* EXERCISE OBJECTIVE:
In the entries below, filter for the word "this" and copy every matching line.

Dataset rows for apps and sites
#####

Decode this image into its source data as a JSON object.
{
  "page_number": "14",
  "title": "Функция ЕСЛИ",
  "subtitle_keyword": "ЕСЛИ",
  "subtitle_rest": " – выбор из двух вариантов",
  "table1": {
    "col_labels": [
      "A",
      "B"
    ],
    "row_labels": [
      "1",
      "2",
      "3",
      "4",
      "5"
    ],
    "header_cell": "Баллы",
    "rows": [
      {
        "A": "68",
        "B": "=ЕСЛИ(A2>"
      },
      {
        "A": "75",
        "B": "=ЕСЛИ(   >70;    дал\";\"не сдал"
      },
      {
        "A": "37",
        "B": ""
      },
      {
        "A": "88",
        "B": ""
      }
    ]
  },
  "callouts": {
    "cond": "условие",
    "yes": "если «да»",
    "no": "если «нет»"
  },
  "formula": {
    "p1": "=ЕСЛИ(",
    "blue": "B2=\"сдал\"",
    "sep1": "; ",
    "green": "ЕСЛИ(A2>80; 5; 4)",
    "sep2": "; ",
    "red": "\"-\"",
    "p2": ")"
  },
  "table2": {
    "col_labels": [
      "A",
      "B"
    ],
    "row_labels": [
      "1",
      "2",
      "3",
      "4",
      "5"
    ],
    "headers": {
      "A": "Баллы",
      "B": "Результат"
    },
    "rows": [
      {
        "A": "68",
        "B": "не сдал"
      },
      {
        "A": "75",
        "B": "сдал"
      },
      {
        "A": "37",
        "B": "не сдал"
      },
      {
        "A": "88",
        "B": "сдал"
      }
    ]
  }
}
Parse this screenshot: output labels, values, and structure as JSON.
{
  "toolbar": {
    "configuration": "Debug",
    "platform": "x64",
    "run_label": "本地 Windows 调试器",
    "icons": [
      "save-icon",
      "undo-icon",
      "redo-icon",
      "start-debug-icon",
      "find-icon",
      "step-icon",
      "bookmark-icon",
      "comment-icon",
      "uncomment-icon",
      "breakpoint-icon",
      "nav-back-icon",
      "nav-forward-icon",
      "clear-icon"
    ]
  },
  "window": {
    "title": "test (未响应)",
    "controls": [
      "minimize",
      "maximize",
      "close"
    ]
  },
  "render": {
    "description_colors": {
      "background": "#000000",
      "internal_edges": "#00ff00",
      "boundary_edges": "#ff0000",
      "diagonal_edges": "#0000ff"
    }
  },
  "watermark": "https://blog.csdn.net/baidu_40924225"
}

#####

* SOLUTION TO THE PROBLEM:
Decode this image into its source data as a JSON object.
Parse this screenshot: output labels, values, and structure as JSON.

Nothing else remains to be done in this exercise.